In April two founders of Centra Tech were arrested by US authorities. It raised $32 million by falsely claiming to be developing a cryptocurrency debit card in partnership with Visa and Mastercard. Actually, the executive team on the website was fictitious and no such products were being developed.
We allege that the Centra co-founders went to great lengths to create the false impression that they had developed a viable, cutting-edge technology.
Robert A. Cohen,
SEC Cyber Unit Head
The ICO was promoted by retired boxer Floyd Mayweather and rap musician DJ Khaled. They are not supposed to be involved in the conflict. Lately, Judge Andrea Simonton of the Southern District of Florida court has considered that the tokens sold in the ICO are securities. It has to be marked that the defendents do not contest this point.

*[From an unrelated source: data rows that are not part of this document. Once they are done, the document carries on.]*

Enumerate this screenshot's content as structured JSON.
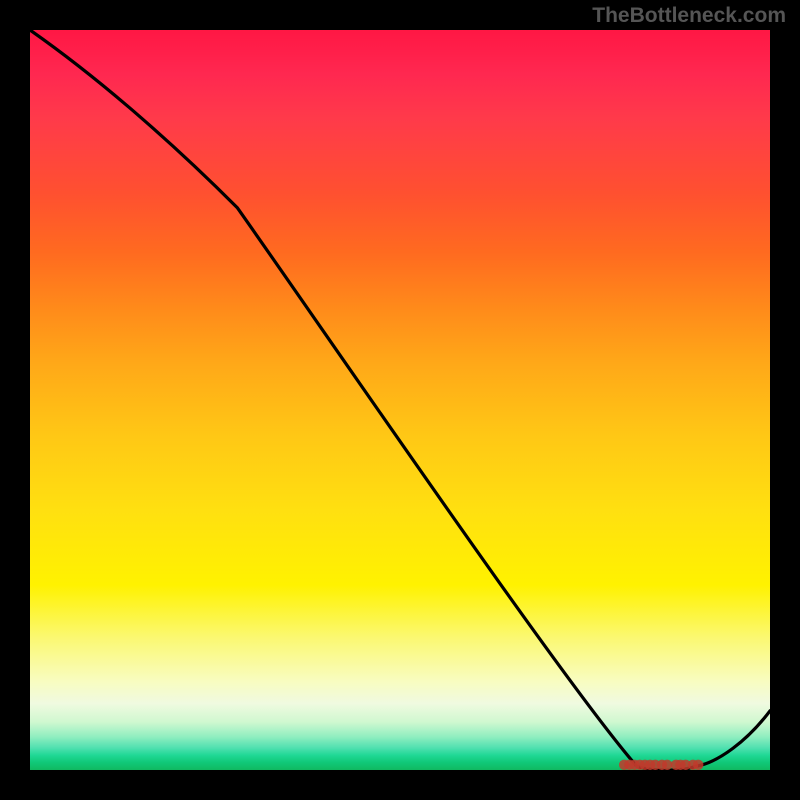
{
  "watermark": "TheBottleneck.com",
  "chart_data": {
    "type": "line",
    "title": "",
    "xlabel": "",
    "ylabel": "",
    "xlim": [
      0,
      100
    ],
    "ylim": [
      0,
      100
    ],
    "series": [
      {
        "name": "curve",
        "x": [
          0,
          28,
          82,
          90,
          100
        ],
        "y": [
          100,
          76,
          0.5,
          0.5,
          8
        ]
      }
    ],
    "markers": {
      "name": "bottom-cluster",
      "x_range": [
        80,
        90
      ],
      "y": 0.7,
      "points": [
        {
          "x": 80.3,
          "y": 0.7
        },
        {
          "x": 81.0,
          "y": 0.7
        },
        {
          "x": 81.7,
          "y": 0.7
        },
        {
          "x": 82.4,
          "y": 0.7
        },
        {
          "x": 83.1,
          "y": 0.7
        },
        {
          "x": 83.8,
          "y": 0.7
        },
        {
          "x": 84.5,
          "y": 0.7
        },
        {
          "x": 85.4,
          "y": 0.7
        },
        {
          "x": 86.1,
          "y": 0.7
        },
        {
          "x": 87.3,
          "y": 0.7
        },
        {
          "x": 87.9,
          "y": 0.7
        },
        {
          "x": 88.6,
          "y": 0.7
        },
        {
          "x": 89.6,
          "y": 0.7
        },
        {
          "x": 90.3,
          "y": 0.7
        }
      ]
    },
    "gradient_stops": [
      {
        "pos": 0,
        "color": "#ff1744"
      },
      {
        "pos": 50,
        "color": "#ffc815"
      },
      {
        "pos": 80,
        "color": "#fff200"
      },
      {
        "pos": 100,
        "color": "#10b860"
      }
    ]
  }
}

According to US law, the determination of a security is: “An offering is an investment contract if there is: (1) an investment of money (2) in a common enterprise, (3) with the expectation of profits to come solely from the efforts of others.”
This investment shouldn`t be cash, but can take the form of assets, as long as the investor commits them “to an enterprise or venture in such a manner as to subject himself to financial losses.” The existence of a common enterprise must then be set up - “a common enterprise exists where the fortunes of the investor are interwoven with and dependent upon the efforts and success of those seeking the investment of third parties.”

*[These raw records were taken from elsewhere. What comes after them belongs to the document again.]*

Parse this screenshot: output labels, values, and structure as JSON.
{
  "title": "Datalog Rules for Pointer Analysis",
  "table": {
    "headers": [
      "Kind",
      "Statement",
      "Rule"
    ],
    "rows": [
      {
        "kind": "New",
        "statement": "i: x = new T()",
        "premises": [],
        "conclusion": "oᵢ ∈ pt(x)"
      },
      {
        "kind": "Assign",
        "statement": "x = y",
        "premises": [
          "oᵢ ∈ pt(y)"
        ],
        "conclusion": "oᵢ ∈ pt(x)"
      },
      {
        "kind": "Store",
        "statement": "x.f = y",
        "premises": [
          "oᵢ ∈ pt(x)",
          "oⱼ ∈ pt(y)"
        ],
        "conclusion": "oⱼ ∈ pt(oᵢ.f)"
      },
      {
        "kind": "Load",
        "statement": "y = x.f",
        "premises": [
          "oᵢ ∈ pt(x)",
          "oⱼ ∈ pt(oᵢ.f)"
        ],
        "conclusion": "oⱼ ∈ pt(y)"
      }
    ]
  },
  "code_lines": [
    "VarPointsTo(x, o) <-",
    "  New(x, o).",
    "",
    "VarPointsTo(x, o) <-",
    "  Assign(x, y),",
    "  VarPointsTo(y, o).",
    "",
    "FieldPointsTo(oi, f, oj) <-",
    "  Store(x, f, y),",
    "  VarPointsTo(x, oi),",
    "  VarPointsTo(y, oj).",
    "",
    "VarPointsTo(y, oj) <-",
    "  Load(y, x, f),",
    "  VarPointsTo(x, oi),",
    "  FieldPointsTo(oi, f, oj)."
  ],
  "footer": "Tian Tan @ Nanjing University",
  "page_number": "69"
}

Simonton viewed this satisfied as “the fortunes of individual investors in the Centra Tech ICO were directly tied to the failure or success of the products the Defendants purported to develop. An individual investor could exert no control over the success or failure of his or her investment.”

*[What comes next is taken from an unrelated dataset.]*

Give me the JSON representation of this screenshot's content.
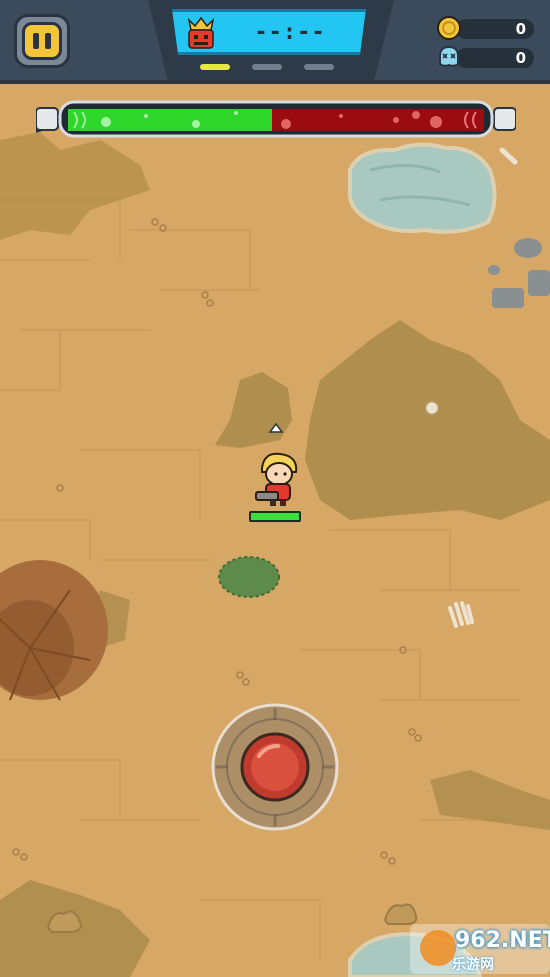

The definition of a security is set and the punishments can start flowing. The defendants did not register their security, they sold their tokens in various states, the plaintiffs have suffered from financial losses.